12 is the igibum, 5 the igum


The quintic is the Snark of mathematics. It was hunted across Europe until it was finally killed off by a 26-year-old Norwegian called Niels Abel, who starved to death shortly after. But the quintic was a Boojum, you see. Unlike the equations that had gone before, Abel proved that it has no general solution. The reason why this is the case, as the French student Everiste Galois showed, is infinitely more important than the failure of the result. A day after he wrote down the explanation for this boojumish fact, he was shot dead, in a duel, aged twenty-one.

Historians of mathematics are always complaining that mathematicians are a dry and uninteresting lot; but it’s not so. Algebra has been powered by numerous astonishing characters and absurd situations.
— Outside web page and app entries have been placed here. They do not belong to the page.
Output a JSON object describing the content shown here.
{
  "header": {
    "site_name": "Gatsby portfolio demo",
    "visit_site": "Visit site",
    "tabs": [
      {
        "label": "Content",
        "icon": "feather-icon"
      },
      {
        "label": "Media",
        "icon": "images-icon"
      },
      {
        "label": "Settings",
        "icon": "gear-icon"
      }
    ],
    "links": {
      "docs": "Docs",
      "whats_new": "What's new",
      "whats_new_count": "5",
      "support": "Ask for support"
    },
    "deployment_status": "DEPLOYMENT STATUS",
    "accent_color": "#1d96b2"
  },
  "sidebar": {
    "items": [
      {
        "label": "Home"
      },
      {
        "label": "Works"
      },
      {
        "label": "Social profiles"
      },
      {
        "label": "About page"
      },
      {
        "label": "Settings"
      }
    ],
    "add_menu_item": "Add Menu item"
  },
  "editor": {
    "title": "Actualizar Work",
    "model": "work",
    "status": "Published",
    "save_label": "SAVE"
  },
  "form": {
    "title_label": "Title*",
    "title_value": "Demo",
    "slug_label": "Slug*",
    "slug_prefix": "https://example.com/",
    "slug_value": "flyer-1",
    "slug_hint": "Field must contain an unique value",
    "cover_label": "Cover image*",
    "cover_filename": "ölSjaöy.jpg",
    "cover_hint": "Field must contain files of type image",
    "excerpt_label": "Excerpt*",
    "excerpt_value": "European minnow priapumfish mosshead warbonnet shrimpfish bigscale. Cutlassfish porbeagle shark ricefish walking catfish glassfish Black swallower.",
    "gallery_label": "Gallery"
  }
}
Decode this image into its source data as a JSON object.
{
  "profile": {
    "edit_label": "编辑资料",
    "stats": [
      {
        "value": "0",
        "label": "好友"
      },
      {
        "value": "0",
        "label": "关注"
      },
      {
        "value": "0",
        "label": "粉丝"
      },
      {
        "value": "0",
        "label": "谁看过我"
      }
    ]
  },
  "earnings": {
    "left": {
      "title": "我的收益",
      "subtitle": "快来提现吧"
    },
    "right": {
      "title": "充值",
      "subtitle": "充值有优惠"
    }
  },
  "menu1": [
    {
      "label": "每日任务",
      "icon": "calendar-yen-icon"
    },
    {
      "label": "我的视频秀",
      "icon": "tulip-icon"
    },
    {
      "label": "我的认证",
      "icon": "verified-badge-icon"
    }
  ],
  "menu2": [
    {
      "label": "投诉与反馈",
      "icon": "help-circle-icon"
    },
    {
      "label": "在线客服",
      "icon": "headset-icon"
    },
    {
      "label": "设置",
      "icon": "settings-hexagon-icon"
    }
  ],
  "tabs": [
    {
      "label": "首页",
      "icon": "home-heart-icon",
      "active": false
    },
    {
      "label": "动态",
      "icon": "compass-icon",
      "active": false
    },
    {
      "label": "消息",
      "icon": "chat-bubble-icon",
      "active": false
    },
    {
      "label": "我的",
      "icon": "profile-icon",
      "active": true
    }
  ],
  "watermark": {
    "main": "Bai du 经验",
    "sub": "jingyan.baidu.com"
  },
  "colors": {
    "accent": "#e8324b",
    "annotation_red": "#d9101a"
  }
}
The beautiful virgin Hypatia, the first known woman mathematician (there are only three, in this book), was pulled from her chariot by an enraged mob and had her flesh scraped from her bones with oyster shells. (Women and algebra have not always been kind to each other. George Boole, who developed an algebraic system for logic, died because his wife threw buckets of icy water over him when he was in bed with a chill.) Alexandre Grothendieck is the most recent curious fellow: in his prime he knocked down policemen and won the top mathematics prize, the Fields Medal. Now he lives in total retirement in the Pyrenees, pondering how to survive on dandelion soup.

more from Literary Review here.